I've been saying these things for a long time, but he says it much better, and with broader perspective and better support. For example, when he says that the George Floyd incident was merely a trigger, and something was going to set off violence, I had thought this myself, but I dared not say it because I couldn't think of supporting evidence - and I have to have at least something in support to post, even when I am largely blue-skying or thinking out loud. I was think more along the lines that being cooped up by Covid was the water building up behind the dam, which was worse for liberals because they couldn't even complain that loudly, as it was their "side" who was imposing things and they felt obligated to support that. As you see, that's a plausible idea, but what did I have to support it?
Schmactenberger ties it to unemployment as an historical driver of unrest. That rang true immediately, even more than "being cooped up." The latter might be a powerful additional force, especially for those who have jobs.
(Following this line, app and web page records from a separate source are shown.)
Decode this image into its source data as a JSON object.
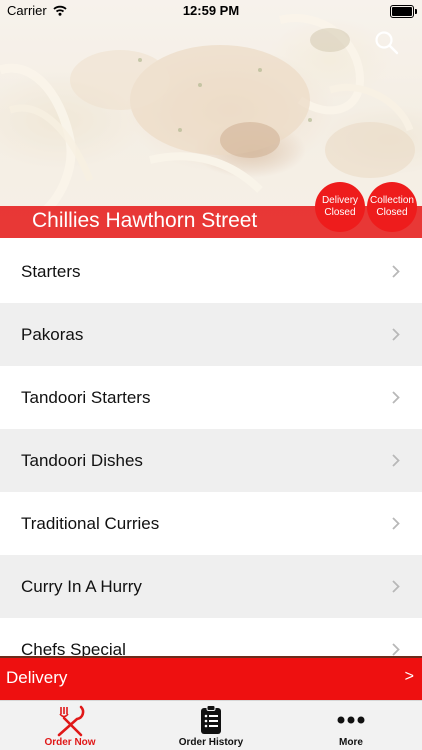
{
  "status_bar": {
    "carrier": "Carrier",
    "time": "12:59 PM"
  },
  "restaurant": {
    "name": "Chillies Hawthorn Street",
    "delivery_status": {
      "line1": "Delivery",
      "line2": "Closed"
    },
    "collection_status": {
      "line1": "Collection",
      "line2": "Closed"
    }
  },
  "categories": [
    {
      "label": "Starters"
    },
    {
      "label": "Pakoras"
    },
    {
      "label": "Tandoori Starters"
    },
    {
      "label": "Tandoori Dishes"
    },
    {
      "label": "Traditional Curries"
    },
    {
      "label": "Curry In A Hurry"
    },
    {
      "label": "Chefs Special"
    }
  ],
  "delivery_bar": {
    "label": "Delivery",
    "arrow": ">"
  },
  "tabs": [
    {
      "label": "Order Now",
      "icon": "fork-knife-icon",
      "active": true
    },
    {
      "label": "Order History",
      "icon": "clipboard-list-icon",
      "active": false
    },
    {
      "label": "More",
      "icon": "more-dots-icon",
      "active": false
    }
  ],
  "colors": {
    "brand_red": "#ee1010",
    "active_tab": "#e01818",
    "inactive_tab": "#111111"
  }
}
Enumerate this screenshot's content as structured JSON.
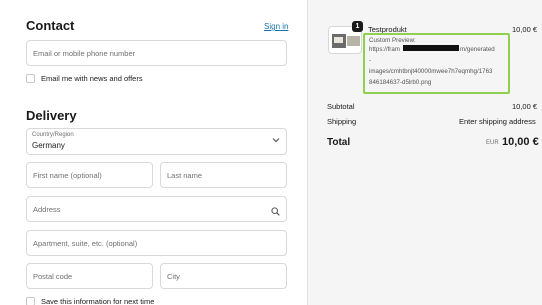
{
  "contact": {
    "heading": "Contact",
    "signin_link": "Sign in",
    "email_placeholder": "Email or mobile phone number",
    "news_label": "Email me with news and offers"
  },
  "delivery": {
    "heading": "Delivery",
    "country_label": "Country/Region",
    "country_value": "Germany",
    "first_name_placeholder": "First name (optional)",
    "last_name_placeholder": "Last name",
    "address_placeholder": "Address",
    "apartment_placeholder": "Apartment, suite, etc. (optional)",
    "postal_placeholder": "Postal code",
    "city_placeholder": "City",
    "save_label": "Save this information for next time"
  },
  "order": {
    "quantity": "1",
    "product_name": "Testprodukt",
    "product_price": "10,00 €",
    "preview_lines": [
      "Custom Preview:",
      "https://fram",
      "m/generated",
      "-",
      "images/cmhtbnjt40000mwee7h7eqmhg/1763",
      "846184637-d5lrb0.png"
    ],
    "subtotal_label": "Subtotal",
    "subtotal_value": "10,00 €",
    "shipping_label": "Shipping",
    "shipping_value": "Enter shipping address",
    "total_label": "Total",
    "currency": "EUR",
    "total_value": "10,00 €"
  }
}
If you personally don't have a job or other clear role in society, then your automatic conclusion is "Something is wrong with this system." From the outside that looks like suspect logic, but all of us in that situation would have strong incentives to see things that way. But being cooped up might be even more powerful among the employed group, who don't have some obvious reason to kick about the "society," and thus decide to signal that you feel sorry for people who have it worse. That is a mix of kindly and selfish motives.
I will note one further thing. He contrasts QAnon and Antifa and their unreasoning tribalism rather evenhandedly. In his contrast between the two existential visions (this was just before the election) he makes similar evenhanded statements about the left and right entering the election with suspicion that the future of the Republic is at stake, and the other side is preparing to steal the election. I think from his further statements that he does not think those are quite equal, but he wants to bend over backwards to be fair, and I think that is admirable and worthy. But I will say quite openly that even if the idea that the Deep State is trying to pivot us to China is over-the-top, there is a lot more evidence for that extreme idea than the belief that Donald Trump is trying to install a tyranny with a family dynasty. Other than the seemingly capable Jared Kushner having an important job, I see no evidence for the latter. Ann Coulter said she's going to miss President Kushner - okay, a little bit fair - but what else you got for family dynasty?
Update: I forgot. An enormously important point he hits early is that training in the ability to argue either side of a proposition is educationally necessary. Wouldn't it be a wonderful world if we required advocates to demonstrate their understanding of their opponents' position? Mr. President, can you summarize Mr. Biden's position on trade with China, and then say why you think this wrong? It still works even if the opponent is incoherent. Well, Mr. Biden said on the one hand last March that he favors "X," but recently he has said "Y," so I'm not quite sure. But I think he leans toward greater engagement with Chinese companies and less public criticism of their government. Here's why I think that would be disastrous.
Further Update: The presenter has some odd and unevidenced ideas (Neurohacker) which I do not subscribe to.